Jamie Roberts' documentary on the Jan. 6 U.S. Capitol takeover "presents a tick-tock of the events of the day, complete with so much harrowing footage that it’s hard to watch," says Daniel D'Addario. "...The imagery of destruction and assault is powerful on its own terms; it’s in building the story of the participants’ motives and actions that Four Hours at the Capitol falters, making what could have been a definitive document into a deeply flawed one." The problem, says D'Addario, is allowing the insurrectionists and Trump's supporters to have a prominent voice in the documentary. "It’s hard to imagine the right way to treat footage like this: It is not Roberts’ responsibility, necessarily, to insert himself into the documentary and assert directly that this is inaccurate," says D'Addario. "And many viewers will understand that though what they’re seeing in the moment is not literally violent, the footage that comes later is undeniable. We see how close Congress came to facing a violent mob, Senators and Representatives donning gas masks, and the sheer manpower of the mob, constantly sending forward 'fresh people' to face down an outmanned police force. In its structure and in the pain and emotion that Roberts elicits from interview subjects, Four Hours is a real achievement. What’s most frustrating, then, is that studded throughout are denialist claims that serve no useful dramatic or informational point. We know that the events of the day are being minimized constantly, from living in the world. This documentary undercuts its genuinely startling element — the gathering and structuring of so much inside footage — with statements that are either purposefully dissembling or reflecting a deluded worldview. Both of these impulses will be intimately familiar to a viewer who watches the news; one who doesn’t might have benefited from a project that played things a little more straight, taking both sides of the story but using tactics more direct than ironic counterpoint to address the one that doesn’t have truth on its side."

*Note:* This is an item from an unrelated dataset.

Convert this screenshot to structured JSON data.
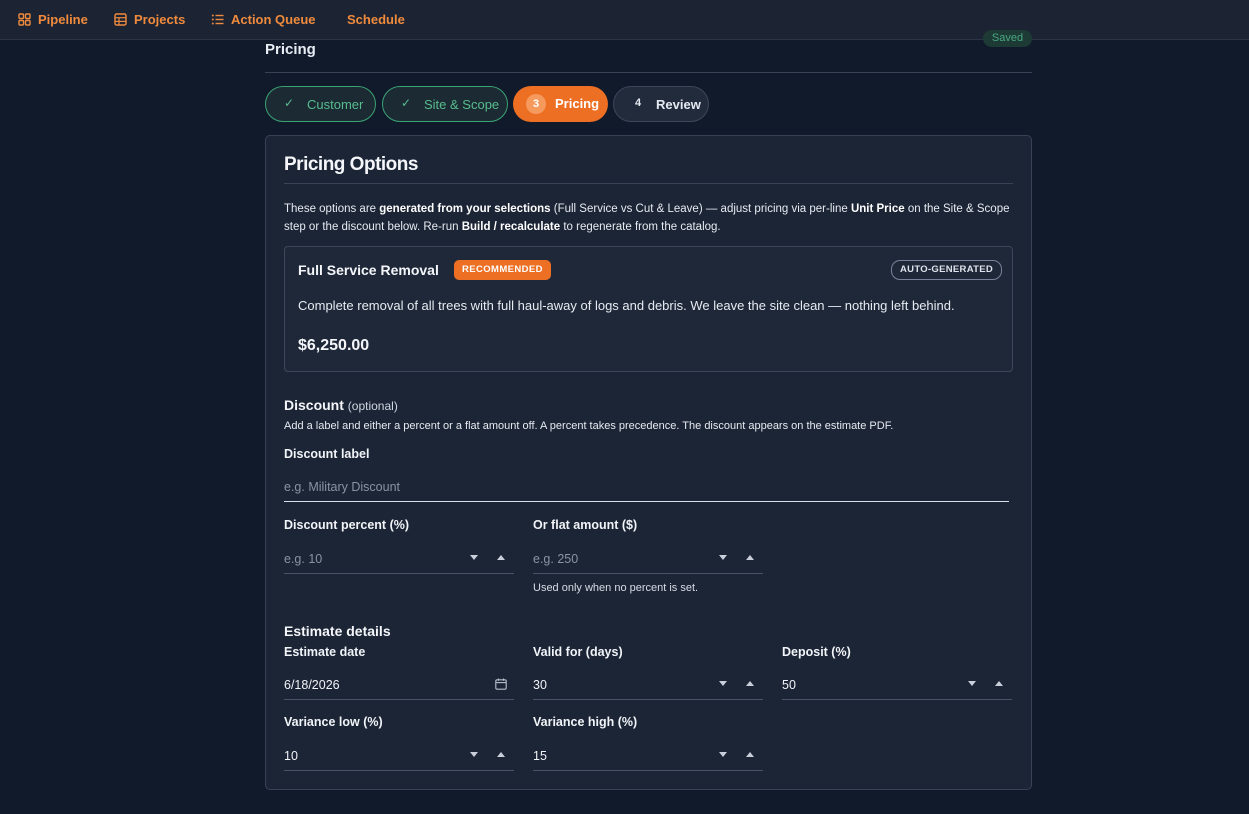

This was not a documentary that could be made properly at this early a date: "To use a wildly hyperbolic analogy, there’s a reason why Netflix routinely releases a dozen shows focusing on serial killers from the ’70s and ’80s, but no shows about currently active serial killers," says Daniel Fienberg. "The conceit of Four Hours at the Capitol...is that it’s an almost minute-by-minute examination of the events of Jan. 6, 2021 through the eyes of the people who were there. That means no historians or commentators, no celebrities expressing horror at what they witnessed on TV from their couches, no late-night pundits offering snarky levity. (Director Jamie) Roberts’ interview subjects break down into three categories. There are the participants in the march/insurrection, including self-described members of the Proud Boys and Cowboys for Trump, but also self-described filmmakers and more professionally described journalists who sensed a story was unfolding that day and followed it. There are the members of the Capitol police and the DC metro police, entrusted with protecting one of American democracy’s most sacred sites from vandals and marauders and protestors. And then there are the politicians who were attempting to go through what would be, most election years, one of the dullest and most perfunctory parts of the process, the roll-call certification of electors. It is the story seemingly presented from all sides, except — let’s be perfectly frank — you can’t have this story from all sides. Not now. There are hundreds of criminal cases pending and most people are not going to go on the record with an HBO documentarian about things that could get them sent to prison for years. So Roberts has succeeded in telling a story about the Jan. 6 insurrection in which nobody is willing or able to say that they did anything especially illegal — even as the film dips into a nearly bottomless reservoir of footage of alleged protestors doing completely illegal things on that day. Everybody here is a participant and nobody here is an instigator and that can’t possibly be the story."